The House passed on third reading similar measures in the 13th and 14th Congresses. The Senate had made up for its failure to pass them in the last two Congresses by approving its own current version of the bill on final reading on 26 July 2011.
The imminent enactment of an anti-enforced or involuntary law is indeed long overdue even as it is seasonable as forced disappearances remain unabated and committed with impunity.
Fifteen victims have already been reported under the current Aquino administration, including three Muslim students en route to Sudan. They were allegedly disappeared at the Ninoy Aquino International Airport Terminal 3 on January 4, 2012. Their families now join other kin of desaparecidos in their anxious and laborious search for their missing loved ones and for the elusive justice.
A law that penalizes enforced disappearance as a distinct and separate crime will help the families bring to justice the perpetrators of this heinous offense that violates practically all human rights.
Justice demands immediate investigation by concerned authorities once a commission of enforced disappearance has been reported; immediate apprehension of the suspected offenders; speedy prosecution and if warranted conviction of the accused; reparation to the victims and/or their families; and State guarantees of non-repetition. These, the proposed anti-enforced disappearance law seeks to carry out. Specifically, among its salient features are:
1) adopting the UN definition of enforced disappearance that limits the offense to State actors;
2) declaring the right against enforced disappearance as non-derogable;
3) providing mechanisms to protect, promote and fulfill the right to truth;
4) inapplicability of the Statute of Limitations for victims whose fate and whereabouts have not yet been established;
5) maintenance of up-to-date register of detainees and prisoners;
6) expeditious disposition and enforcement of court orders and rulings;

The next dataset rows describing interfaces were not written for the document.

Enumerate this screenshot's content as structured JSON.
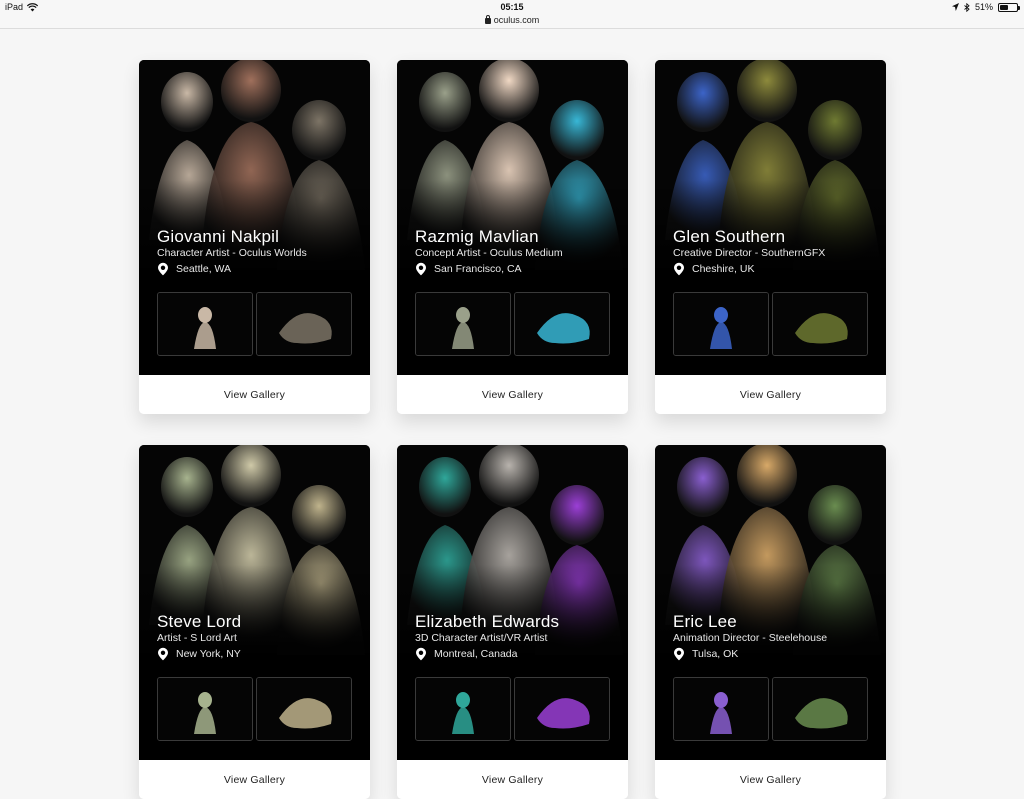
{
  "status_bar": {
    "device": "iPad",
    "time": "05:15",
    "battery": "51%",
    "battery_level": 0.51,
    "url": "oculus.com"
  },
  "cards": [
    {
      "name": "Giovanni Nakpil",
      "role": "Character Artist - Oculus Worlds",
      "location": "Seattle, WA",
      "button": "View Gallery",
      "palette": [
        "#c9b8a6",
        "#a0705c",
        "#7d7466"
      ]
    },
    {
      "name": "Razmig Mavlian",
      "role": "Concept Artist - Oculus Medium",
      "location": "San Francisco, CA",
      "button": "View Gallery",
      "palette": [
        "#9aa08a",
        "#f0d8c4",
        "#38b7d6"
      ]
    },
    {
      "name": "Glen Southern",
      "role": "Creative Director - SouthernGFX",
      "location": "Cheshire, UK",
      "button": "View Gallery",
      "palette": [
        "#3c64c8",
        "#8d8a3c",
        "#6f7a32"
      ]
    },
    {
      "name": "Steve Lord",
      "role": "Artist - S Lord Art",
      "location": "New York, NY",
      "button": "View Gallery",
      "palette": [
        "#a7b38e",
        "#cfc9a8",
        "#bfb38c"
      ]
    },
    {
      "name": "Elizabeth Edwards",
      "role": "3D Character Artist/VR Artist",
      "location": "Montreal, Canada",
      "button": "View Gallery",
      "palette": [
        "#2fa79a",
        "#b8b3ad",
        "#9b3fd6"
      ]
    },
    {
      "name": "Eric Lee",
      "role": "Animation Director - Steelehouse",
      "location": "Tulsa, OK",
      "button": "View Gallery",
      "palette": [
        "#8a5fd0",
        "#d8a968",
        "#6a8d50"
      ]
    }
  ]
}
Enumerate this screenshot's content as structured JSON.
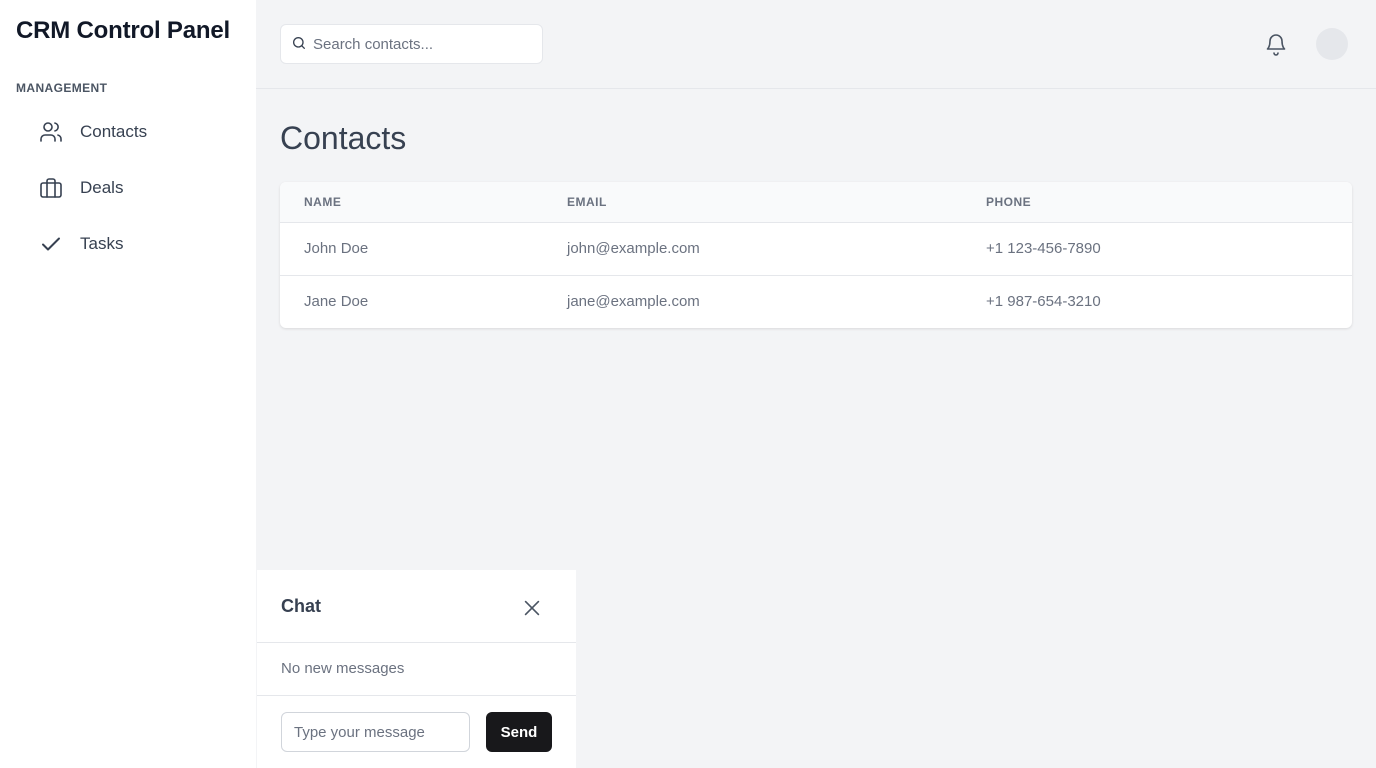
{
  "app": {
    "title": "CRM Control Panel"
  },
  "sidebar": {
    "section_label": "MANAGEMENT",
    "items": [
      {
        "label": "Contacts",
        "icon": "users-icon"
      },
      {
        "label": "Deals",
        "icon": "briefcase-icon"
      },
      {
        "label": "Tasks",
        "icon": "check-icon"
      }
    ]
  },
  "header": {
    "search_placeholder": "Search contacts...",
    "search_value": ""
  },
  "main": {
    "title": "Contacts",
    "table": {
      "columns": [
        "NAME",
        "EMAIL",
        "PHONE"
      ],
      "rows": [
        {
          "name": "John Doe",
          "email": "john@example.com",
          "phone": "+1 123-456-7890"
        },
        {
          "name": "Jane Doe",
          "email": "jane@example.com",
          "phone": "+1 987-654-3210"
        }
      ]
    }
  },
  "chat": {
    "title": "Chat",
    "empty_text": "No new messages",
    "input_placeholder": "Type your message",
    "input_value": "",
    "send_label": "Send"
  },
  "colors": {
    "sidebar_bg": "#ffffff",
    "content_bg": "#f3f4f6",
    "send_button": "#18181b",
    "text_primary": "#374151",
    "text_muted": "#6b7280"
  }
}
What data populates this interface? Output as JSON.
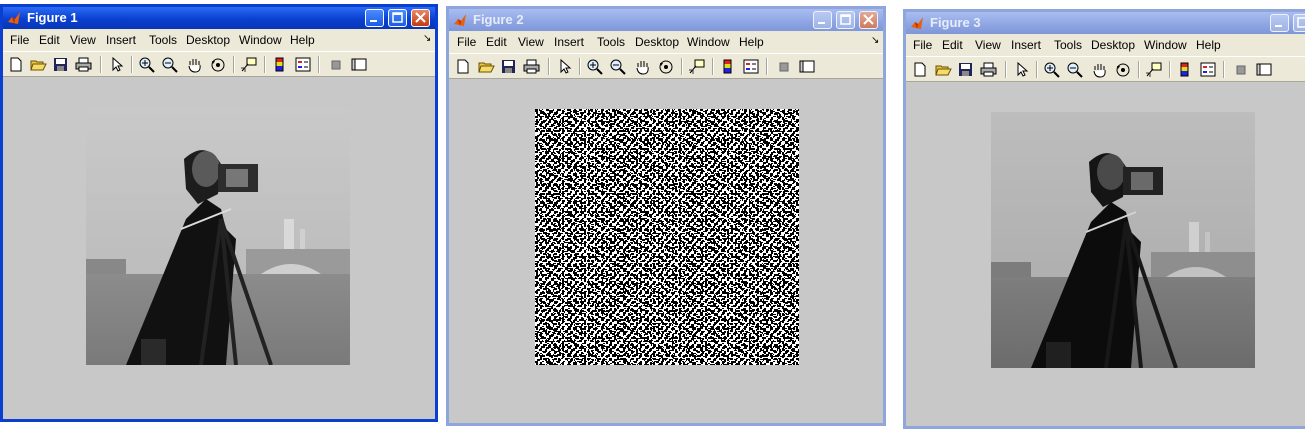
{
  "figure1": {
    "title": "Figure 1",
    "menus": [
      "File",
      "Edit",
      "View",
      "Insert",
      "Tools",
      "Desktop",
      "Window",
      "Help"
    ],
    "image_kind": "cameraman"
  },
  "figure2": {
    "title": "Figure 2",
    "menus": [
      "File",
      "Edit",
      "View",
      "Insert",
      "Tools",
      "Desktop",
      "Window",
      "Help"
    ],
    "image_kind": "encrypted noise"
  },
  "figure3": {
    "title": "Figure 3",
    "menus": [
      "File",
      "Edit",
      "View",
      "Insert",
      "Tools",
      "Desktop",
      "Window",
      "Help"
    ],
    "image_kind": "cameraman"
  },
  "toolbar_icons": [
    "new-figure-icon",
    "open-file-icon",
    "save-icon",
    "print-icon",
    "edit-plot-arrow-icon",
    "zoom-in-icon",
    "zoom-out-icon",
    "pan-hand-icon",
    "rotate-3d-icon",
    "data-cursor-icon",
    "insert-colorbar-icon",
    "insert-legend-icon",
    "hide-plot-tools-icon",
    "show-plot-tools-icon"
  ],
  "colors": {
    "active_title": "#0a3fd0",
    "inactive_title": "#8fa6dc",
    "figure_bg": "#c8c8c8",
    "menubar_bg": "#ece9d8"
  }
}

7) penal sanctions ranging from arresto mayor to reclusion perpetua;
8) criminal liability of commanding officers or superiors;
9) restitution and compensation to victims and next-of-kin;
10) psychosocial rehabilitation of both victims and offenders.
FAMILIES OF VICTIMS OF INVOLUNTARY DISAPPEARANCE (FIND)
22 MARCH 2012